On Wednesday night, Linda Yaccarino, CEO of X, appeared on stage at the Code Conference in frustration and protest. “I think a lot of people in this room were not fully prepared for me to come out on stage,” she told interviewer Julia Boorstin, CNBC’s senior media and technology correspondent.
Yaccarino seemed nervous. Earlier in the day, he discovered that Kara Swisher, co-founder of Code Conference, had booked a surprise guest to appear an hour before her: Yoel Roth, Twitter’s former head of trust and safety. He has openly criticized the direction Elon Musk has taken the site.
In his interview with Swisher, Roth told how Musk put him in personal danger. Musk suggested on Twitter that Roth had advocated the sexualization of children, a completely unfounded claim, prompting death threats and the publication of his online address. “I had to sell my house. I had to move,” Roth said. He encouraged Yaccarino to think about how Musk could turn against her, too, and said the site was bleeding users and advertisers.
These criticisms are nothing new, but Yaccarino was visibly upset at having to appear shortly after a well-known critic of her company. “I will be happy to respond,” Yaccarino said. “I think they gave me about 45 minutes (notice).” The conference ballroom, which seats 300, was packed for her appearance; I caught Swisher reclining on a couch in the back before things started, waiting to see the results of her surprise.
“I work at X, he worked at Twitter.”
Throughout the interview, Yaccarino repeated that he’s only been on the job at X for 12 weeks, as if to say there’s only so much he could have done by now. But in that time, he’s managed to do one thing consistently: dismiss concerns about X, whether it’s moderate divestment from the platform or Musk’s chaotic leadership.

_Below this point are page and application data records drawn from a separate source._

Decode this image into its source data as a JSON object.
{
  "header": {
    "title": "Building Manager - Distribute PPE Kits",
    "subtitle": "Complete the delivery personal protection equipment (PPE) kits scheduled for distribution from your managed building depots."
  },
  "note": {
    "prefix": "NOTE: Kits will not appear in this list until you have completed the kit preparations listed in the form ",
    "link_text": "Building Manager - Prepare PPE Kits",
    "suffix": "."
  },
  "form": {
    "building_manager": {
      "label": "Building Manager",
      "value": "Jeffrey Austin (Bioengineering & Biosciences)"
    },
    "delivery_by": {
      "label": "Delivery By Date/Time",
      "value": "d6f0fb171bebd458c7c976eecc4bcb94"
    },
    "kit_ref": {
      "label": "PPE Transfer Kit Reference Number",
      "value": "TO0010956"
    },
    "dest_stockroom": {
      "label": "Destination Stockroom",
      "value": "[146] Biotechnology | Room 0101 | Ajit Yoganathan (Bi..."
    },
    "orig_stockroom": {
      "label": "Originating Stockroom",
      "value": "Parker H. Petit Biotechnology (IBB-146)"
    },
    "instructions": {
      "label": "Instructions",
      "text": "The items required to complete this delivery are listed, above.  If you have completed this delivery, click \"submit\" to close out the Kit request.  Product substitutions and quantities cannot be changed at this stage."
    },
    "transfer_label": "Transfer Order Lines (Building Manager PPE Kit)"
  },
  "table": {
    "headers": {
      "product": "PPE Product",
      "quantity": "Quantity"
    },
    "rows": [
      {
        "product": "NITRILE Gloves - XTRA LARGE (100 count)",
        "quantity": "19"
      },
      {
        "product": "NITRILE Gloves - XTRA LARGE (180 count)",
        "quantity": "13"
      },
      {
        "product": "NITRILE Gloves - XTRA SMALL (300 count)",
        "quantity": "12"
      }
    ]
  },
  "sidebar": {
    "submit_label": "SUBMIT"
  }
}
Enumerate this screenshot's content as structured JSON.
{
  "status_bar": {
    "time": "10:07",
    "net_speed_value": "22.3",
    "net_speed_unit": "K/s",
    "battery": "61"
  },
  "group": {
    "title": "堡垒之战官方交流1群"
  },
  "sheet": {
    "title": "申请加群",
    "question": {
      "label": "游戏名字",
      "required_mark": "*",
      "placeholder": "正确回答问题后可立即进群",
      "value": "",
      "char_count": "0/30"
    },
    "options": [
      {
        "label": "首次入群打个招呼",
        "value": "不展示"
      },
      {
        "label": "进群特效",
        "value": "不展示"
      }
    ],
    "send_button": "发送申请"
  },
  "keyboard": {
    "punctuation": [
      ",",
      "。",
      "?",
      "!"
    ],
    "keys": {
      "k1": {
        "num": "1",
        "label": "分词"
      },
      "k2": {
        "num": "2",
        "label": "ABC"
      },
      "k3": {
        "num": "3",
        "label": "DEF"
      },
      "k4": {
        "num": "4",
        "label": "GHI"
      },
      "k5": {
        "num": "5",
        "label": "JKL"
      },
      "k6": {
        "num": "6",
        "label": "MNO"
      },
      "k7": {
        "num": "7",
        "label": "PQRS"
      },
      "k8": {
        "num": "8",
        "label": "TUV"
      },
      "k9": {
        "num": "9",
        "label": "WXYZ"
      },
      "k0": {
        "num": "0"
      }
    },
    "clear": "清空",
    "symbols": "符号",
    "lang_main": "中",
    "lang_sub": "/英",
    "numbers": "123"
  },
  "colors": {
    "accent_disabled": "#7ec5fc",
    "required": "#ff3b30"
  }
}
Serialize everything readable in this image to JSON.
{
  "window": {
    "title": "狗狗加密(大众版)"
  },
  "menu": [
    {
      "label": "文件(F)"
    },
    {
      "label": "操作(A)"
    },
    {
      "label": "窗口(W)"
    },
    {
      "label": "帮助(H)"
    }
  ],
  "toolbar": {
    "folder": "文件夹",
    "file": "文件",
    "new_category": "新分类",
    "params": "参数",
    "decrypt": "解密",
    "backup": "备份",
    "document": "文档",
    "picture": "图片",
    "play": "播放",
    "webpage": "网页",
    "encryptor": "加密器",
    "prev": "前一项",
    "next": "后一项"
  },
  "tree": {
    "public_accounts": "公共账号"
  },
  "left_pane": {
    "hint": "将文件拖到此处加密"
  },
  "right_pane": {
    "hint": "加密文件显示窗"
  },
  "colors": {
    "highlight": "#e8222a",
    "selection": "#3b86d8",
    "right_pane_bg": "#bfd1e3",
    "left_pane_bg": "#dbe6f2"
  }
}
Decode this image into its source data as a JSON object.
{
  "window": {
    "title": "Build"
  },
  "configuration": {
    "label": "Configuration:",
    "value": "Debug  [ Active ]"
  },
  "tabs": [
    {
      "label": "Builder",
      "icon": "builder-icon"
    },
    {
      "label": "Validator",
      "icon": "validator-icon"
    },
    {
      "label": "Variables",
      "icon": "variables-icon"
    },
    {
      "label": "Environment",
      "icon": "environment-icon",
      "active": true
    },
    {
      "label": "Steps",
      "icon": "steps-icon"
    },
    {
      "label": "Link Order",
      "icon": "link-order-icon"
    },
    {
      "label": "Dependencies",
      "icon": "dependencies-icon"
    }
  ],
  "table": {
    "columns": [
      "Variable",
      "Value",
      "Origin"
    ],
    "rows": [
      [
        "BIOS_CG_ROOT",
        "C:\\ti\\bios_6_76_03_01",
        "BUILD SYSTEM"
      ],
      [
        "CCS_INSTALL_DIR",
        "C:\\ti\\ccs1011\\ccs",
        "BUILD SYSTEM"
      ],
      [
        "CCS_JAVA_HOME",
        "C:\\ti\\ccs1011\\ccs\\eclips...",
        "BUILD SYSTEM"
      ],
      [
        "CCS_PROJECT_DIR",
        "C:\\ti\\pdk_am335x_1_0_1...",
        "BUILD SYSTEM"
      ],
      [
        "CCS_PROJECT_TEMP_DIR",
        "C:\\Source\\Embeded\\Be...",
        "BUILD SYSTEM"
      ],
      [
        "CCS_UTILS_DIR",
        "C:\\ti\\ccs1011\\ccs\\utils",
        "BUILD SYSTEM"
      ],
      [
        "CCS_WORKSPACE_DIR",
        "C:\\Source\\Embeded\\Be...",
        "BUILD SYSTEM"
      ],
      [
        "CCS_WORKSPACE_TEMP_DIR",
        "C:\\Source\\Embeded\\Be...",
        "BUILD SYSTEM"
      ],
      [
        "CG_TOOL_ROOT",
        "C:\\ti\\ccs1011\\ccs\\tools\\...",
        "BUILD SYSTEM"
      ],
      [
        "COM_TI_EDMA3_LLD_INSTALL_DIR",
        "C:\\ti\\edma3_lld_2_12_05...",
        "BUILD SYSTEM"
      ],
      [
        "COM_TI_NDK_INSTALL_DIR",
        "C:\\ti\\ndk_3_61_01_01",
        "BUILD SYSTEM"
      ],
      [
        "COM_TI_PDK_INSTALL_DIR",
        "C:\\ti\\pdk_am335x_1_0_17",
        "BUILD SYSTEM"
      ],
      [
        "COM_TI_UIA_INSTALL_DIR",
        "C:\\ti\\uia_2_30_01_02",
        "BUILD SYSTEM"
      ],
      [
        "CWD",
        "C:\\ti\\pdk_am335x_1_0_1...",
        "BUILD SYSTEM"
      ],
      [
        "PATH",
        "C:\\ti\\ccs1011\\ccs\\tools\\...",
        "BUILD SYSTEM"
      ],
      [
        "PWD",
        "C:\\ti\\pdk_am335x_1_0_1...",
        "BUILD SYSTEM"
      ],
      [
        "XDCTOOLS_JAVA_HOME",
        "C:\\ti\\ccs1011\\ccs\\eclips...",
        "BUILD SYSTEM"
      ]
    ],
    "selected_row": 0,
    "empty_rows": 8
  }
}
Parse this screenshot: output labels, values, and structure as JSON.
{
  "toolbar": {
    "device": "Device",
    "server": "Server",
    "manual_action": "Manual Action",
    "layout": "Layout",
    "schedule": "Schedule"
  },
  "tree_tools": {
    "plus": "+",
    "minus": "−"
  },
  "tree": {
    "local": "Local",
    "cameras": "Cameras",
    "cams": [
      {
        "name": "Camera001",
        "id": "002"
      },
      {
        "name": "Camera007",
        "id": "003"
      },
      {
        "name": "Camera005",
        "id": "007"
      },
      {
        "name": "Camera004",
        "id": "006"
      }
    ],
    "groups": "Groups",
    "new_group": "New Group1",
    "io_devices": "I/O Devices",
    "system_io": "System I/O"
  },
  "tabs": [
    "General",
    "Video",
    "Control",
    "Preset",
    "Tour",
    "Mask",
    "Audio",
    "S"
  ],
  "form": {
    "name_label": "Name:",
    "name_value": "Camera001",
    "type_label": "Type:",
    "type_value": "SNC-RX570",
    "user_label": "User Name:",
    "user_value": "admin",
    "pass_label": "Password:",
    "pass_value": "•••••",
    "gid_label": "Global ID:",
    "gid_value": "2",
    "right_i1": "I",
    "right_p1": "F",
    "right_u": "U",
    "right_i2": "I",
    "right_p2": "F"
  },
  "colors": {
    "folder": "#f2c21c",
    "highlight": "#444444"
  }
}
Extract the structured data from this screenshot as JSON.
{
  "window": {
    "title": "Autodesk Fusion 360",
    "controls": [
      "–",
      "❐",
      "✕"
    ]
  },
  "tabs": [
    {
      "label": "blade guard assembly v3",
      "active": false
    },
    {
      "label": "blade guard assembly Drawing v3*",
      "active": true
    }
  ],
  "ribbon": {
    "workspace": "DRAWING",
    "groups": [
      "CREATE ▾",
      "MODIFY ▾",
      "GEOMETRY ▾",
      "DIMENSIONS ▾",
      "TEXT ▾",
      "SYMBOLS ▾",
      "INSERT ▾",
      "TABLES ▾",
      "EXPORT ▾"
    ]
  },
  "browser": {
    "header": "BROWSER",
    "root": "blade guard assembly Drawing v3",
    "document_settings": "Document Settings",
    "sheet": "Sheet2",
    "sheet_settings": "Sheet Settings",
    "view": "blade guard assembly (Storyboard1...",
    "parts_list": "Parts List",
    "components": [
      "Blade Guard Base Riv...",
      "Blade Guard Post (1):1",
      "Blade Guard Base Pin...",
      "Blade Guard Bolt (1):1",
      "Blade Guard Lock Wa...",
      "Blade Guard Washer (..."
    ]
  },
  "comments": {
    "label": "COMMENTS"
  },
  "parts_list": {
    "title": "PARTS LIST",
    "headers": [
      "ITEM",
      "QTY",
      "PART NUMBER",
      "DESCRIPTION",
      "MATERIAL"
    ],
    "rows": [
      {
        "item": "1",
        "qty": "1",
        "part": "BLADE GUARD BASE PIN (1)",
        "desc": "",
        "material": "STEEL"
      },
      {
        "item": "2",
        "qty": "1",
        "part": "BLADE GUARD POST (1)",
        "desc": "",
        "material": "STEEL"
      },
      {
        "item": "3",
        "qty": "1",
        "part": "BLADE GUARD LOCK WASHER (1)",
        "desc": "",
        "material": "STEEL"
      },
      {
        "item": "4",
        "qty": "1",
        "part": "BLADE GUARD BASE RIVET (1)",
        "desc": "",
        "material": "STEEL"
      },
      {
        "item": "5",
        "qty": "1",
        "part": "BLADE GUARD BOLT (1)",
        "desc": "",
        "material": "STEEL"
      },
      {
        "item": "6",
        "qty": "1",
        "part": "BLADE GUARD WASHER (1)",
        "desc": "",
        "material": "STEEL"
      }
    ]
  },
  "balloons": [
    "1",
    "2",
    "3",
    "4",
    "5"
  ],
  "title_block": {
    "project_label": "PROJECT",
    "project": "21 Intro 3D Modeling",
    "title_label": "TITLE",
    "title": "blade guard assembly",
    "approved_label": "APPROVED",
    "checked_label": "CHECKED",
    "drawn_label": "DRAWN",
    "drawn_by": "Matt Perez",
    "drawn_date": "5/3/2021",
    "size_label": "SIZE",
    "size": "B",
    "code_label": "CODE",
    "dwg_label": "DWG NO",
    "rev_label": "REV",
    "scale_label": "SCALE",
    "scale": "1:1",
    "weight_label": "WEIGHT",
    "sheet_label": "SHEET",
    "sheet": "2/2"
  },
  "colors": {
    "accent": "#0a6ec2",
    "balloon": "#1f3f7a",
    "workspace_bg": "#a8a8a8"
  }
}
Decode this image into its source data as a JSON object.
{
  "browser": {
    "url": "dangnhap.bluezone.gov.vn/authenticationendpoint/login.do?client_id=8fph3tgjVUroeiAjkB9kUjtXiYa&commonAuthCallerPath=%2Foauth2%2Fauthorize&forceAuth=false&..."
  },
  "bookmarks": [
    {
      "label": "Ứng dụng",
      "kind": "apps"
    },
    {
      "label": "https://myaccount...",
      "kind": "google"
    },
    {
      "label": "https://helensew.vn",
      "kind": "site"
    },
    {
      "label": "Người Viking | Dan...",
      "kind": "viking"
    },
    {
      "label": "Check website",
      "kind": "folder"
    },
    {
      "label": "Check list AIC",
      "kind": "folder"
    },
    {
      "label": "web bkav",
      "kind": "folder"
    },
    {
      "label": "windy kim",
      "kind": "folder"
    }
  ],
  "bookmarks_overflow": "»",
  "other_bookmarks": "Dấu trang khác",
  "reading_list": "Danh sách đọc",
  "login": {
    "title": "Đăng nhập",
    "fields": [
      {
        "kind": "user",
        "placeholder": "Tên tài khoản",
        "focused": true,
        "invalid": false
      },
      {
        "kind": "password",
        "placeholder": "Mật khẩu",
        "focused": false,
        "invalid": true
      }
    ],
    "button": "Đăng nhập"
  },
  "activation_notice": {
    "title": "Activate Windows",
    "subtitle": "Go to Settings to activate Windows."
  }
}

His dismissive stance was on full display Wednesday night. She dismissed Roth’s claims about the platform’s performance as outdated (“I work at X, he worked at Twitter,” she said); He said the Anti-Defamation League, which Musk is threatening to sue, pays too much attention to anti-Semitism on X and not enough to the improvements the platform has made; and argued that despite the panic surrounding the flight of advertisers, most of the greats are returning.
These were not satisfactory answers if you are a person who thinks Musk is destroying Twitter or stoking harassment. But they were, for the most part, safe answers. Yaccarino responded slowly and carefully, and she seemed determined to brush aside the complaints as mere collateral damage to reinventing the platform.
“X is a new company that is building a foundation based on freedom of speech and expression,” he said at the beginning.
“We talk about everything.”
Boorstin urged Yaccarino to get hard numbers on how X is doing amid all these crises. Yaccarino said the company would be profitable “at the beginning of the 24th.” The platform has between 200 and 250 million daily active users. “Something like that,” Yaccarino said. He went to check his phone, as if to confirm the number, but never finished verifying. Later, he suggested that X has 540 million monthly active users and 225 million daily active users. (That would be slightly less than the 238 million daily users Twitter had before the acquisition.)
It was difficult to know if Yaccarino was not prepared enough or if she simply did not want to give definitive answers. At one point, Boorstin asked about Musk’s recent statement that X will eventually charge all users to post on the platform, and Yaccarino seemed unable to talk about the proposed change.
“You can repeat it?” -Yaccarino asked.
“Elon Musk announced that he is moving to a fully subscription-based service,” Boorstin said. “There is nothing free about using X.”
“Did you say we were going to do it specifically or are you thinking about it?” -Yaccarino asked.
“He said that’s the plan,” Boorstin said. “Did he consult you before announcing that?”
“We talked about everything,” Yaccarino said. She never clarified X’s plans.
The interview was full of difficult moments like this, but Yaccarino did not run away. When time for the interview was up, Boorstin said she would let Yaccarino stay as long as he wanted, and Yaccarino agreed. Even when Yaccarino finally said he needed to leave, he stayed to ask a few more questions. At nearly 40 minutes, it was the longest interview of the conference.
It was a long conversation and much more complicated than Yaccarino would have wanted to have. At the end of the interview, he attempted to put aside concerns about X with a statement of confidence. “It’s a new day in X and I’ll leave it at that,” he said.
But it could never be that simple. As long as Musk is in the mix, he will always need more time to explain what’s going on at X.